Personal fouls: Personal fouls include any type of illegal physical contact.
Blocking. Blocking is illegal personal contact resulting from a defender not establishing position in time to prevent an opponent's drive to the basket.
Flagrant foul. Violent contact with an opponent. This includes hitting, kicking, and punching. This type of foul results in free throws plus the offense retaining possession of the ball after the free throws.
Intentional foul. When a player makes physical contact with another player with no reasonable effort to steal the ball. It is a judgment call for the officials.
Technical foul. Technical foul. A player or a coach can commit this type of foul. It does not involve player contact or the ball but is instead about the 'manners' of the game. Foul language, obscenity, obscene gestures, and even arguing can be considered a technical foul, as can technical details regarding filling in the scorebook improperly or dunking during warm-ups.
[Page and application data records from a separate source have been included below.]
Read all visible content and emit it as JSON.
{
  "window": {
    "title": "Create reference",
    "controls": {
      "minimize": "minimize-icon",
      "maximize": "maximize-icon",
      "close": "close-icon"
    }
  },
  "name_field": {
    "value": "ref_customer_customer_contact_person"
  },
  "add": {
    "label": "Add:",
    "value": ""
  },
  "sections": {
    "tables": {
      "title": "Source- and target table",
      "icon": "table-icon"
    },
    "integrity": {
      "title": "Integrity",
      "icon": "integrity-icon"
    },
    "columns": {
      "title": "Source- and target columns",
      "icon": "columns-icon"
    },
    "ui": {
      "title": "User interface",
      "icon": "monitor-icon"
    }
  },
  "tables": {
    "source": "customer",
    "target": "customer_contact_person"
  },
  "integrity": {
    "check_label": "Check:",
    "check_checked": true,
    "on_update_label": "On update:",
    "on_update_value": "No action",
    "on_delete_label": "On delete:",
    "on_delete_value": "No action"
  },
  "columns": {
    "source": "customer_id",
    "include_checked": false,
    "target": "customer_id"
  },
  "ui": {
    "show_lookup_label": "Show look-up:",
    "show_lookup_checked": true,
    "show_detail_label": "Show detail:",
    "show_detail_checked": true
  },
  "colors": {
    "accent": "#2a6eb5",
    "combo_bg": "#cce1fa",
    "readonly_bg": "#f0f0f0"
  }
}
Walking/Traveling. Taking more than 'a step and a half' without dribbling the ball is traveling. Moving your pivot foot once you've stopped dribbling is traveling.
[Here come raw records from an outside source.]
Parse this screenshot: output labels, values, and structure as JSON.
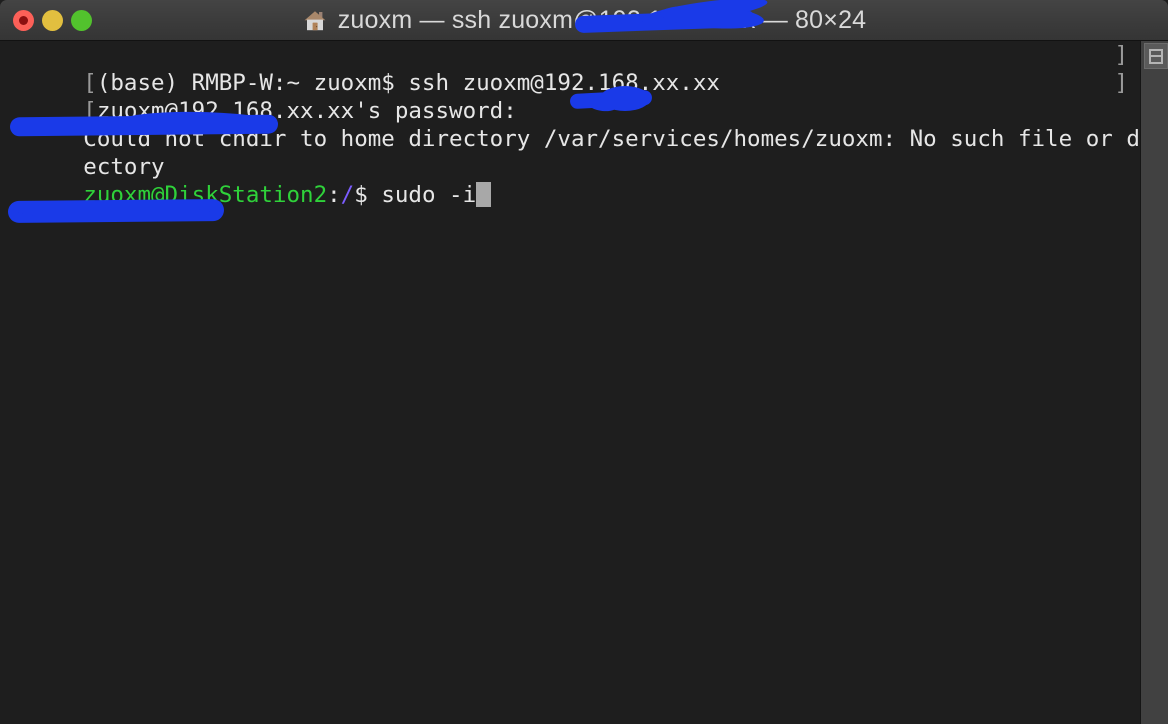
{
  "window": {
    "title_prefix": "zuoxm — ssh ",
    "title_redacted": "zuoxm@192.168.xx.xx",
    "title_suffix": " — 80×24",
    "title_full": "zuoxm — ssh zuoxm@192.168.xx.xx — 80×24",
    "home_icon": "house-icon",
    "size_label": "80×24"
  },
  "titlebar": {
    "close_label": "close",
    "minimize_label": "minimize",
    "maximize_label": "maximize"
  },
  "terminal": {
    "rows": 24,
    "cols": 80,
    "background": "#1e1e1e",
    "foreground": "#e6e6e6",
    "lines": [
      {
        "left_marker": "[",
        "right_marker": "]",
        "text": "(base) RMBP-W:~ zuoxm$ ssh zuoxm@192.168.xx.xx",
        "redacted": true
      },
      {
        "left_marker": "[",
        "right_marker": "]",
        "text": "zuoxm@192.168.xx.xx's password:",
        "redacted": true
      },
      {
        "left_marker": "",
        "right_marker": "",
        "text": "Could not chdir to home directory /var/services/homes/zuoxm: No such file or dir",
        "redacted": false
      },
      {
        "left_marker": "",
        "right_marker": "",
        "text": "ectory",
        "redacted": false
      }
    ],
    "prompt": {
      "host_redacted": "zuoxm@DiskStation",
      "host_tail": "2",
      "colon": ":",
      "path": "/",
      "sigil": "$ ",
      "command": "sudo -i",
      "cursor": "block"
    }
  },
  "sidebar": {
    "pane_button_label": "split-pane"
  },
  "colors": {
    "titlebar": "#3b3b3b",
    "terminal_bg": "#1e1e1e",
    "text": "#e6e6e6",
    "green": "#2fd23a",
    "violet": "#7b5cff",
    "redaction": "#1a3ae8",
    "cursor": "#a8a8a8",
    "marker": "#9a9a9a",
    "close": "#fc6058",
    "minimize": "#e2bf3f",
    "maximize": "#52c22d"
  }
}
Carrying/palming. When a player dribbles the ball with his hand too far to the side of or, sometimes, even under the ball.
Double Dribble. Dribbling the ball with both hands on the ball at the same time or picking up the dribble and then dribbling again is a double dribble.
Held ball. Occasionally, two or more opposing players will gain possession of the ball at the same time. In order to avoid a prolonged and/or violent tussle, the referee stops the action and awards the ball to one team or the other on a rotating basis.
Goaltending. If a defensive player interferes with a shot while it's on the way down toward the basket, while it's on the way up toward the basket after having touched the backboard, or while it's in the cylinder above the rim, it's goaltending and the shot counts. If committed by an offensive player, it's a violation and the ball is awarded to the opposing team for a throw-in.
Backcourt violation. Once the offense has brought the ball across the mid-court line, they cannot go back across the line during possession. If they do, the ball is awarded to the other team to pass inbounds.
Time restrictions. A player passing the ball inbounds has five seconds to pass the ball. If he does not, then the ball is awarded to the other team. Other time restrictions include the rule that a player cannot have the ball for more than five seconds when being closely guarded and, in some states and levels, shot-clock restrictions requiring a team to attempt a shot within a given time frame.
Offensive -- The center's goal is to get open for a pass and to shoot. They are also responsible for blocking defenders, known as picking or screening, to open other players up for driving to the basket for a goal. Centers are expected to get some offensive rebounds and put-backs.
Defensive -- On defense, the center's main responsibility is to keep opponents from shooting by blocking shots and passes in the key area. They also are expected to get a lot of rebounds because they're taller.
Forward. Your next tallest players will most likely be your forwards. While a forward may be called upon to play under the hoop, they may also be required to operate in the wings and corner areas.
Offensive -- Forwards are responsible to get free for a pass, take outside shots, drive for goals, and rebound.
Defensive -- Responsibilities include preventing drives to the goal and rebounding.
Guard. These are potentially your shortest players and they should be really good at dribbling fast, seeing the court, and passing. It is their job to bring the ball down the court and set up offensive plays.
Offensive -- Dribbling, passing, and setting up offensive plays are a guard's main responsibilities. They also need to be able to drive to the basket and to shoot from the perimeter.
Defensive -- On defense, a guard is responsible for stealing passes, contesting shots, preventing drives to the hoop, and for boxing out.
Please REMEMBER 99% of Burlington Basketball Players will only be Guard Height by Grade 12 at an elite level. This is why Burlington Basketball is committed to having all our players learn ALL positions and why we do not allow players to play exclusively in the key and under the basket.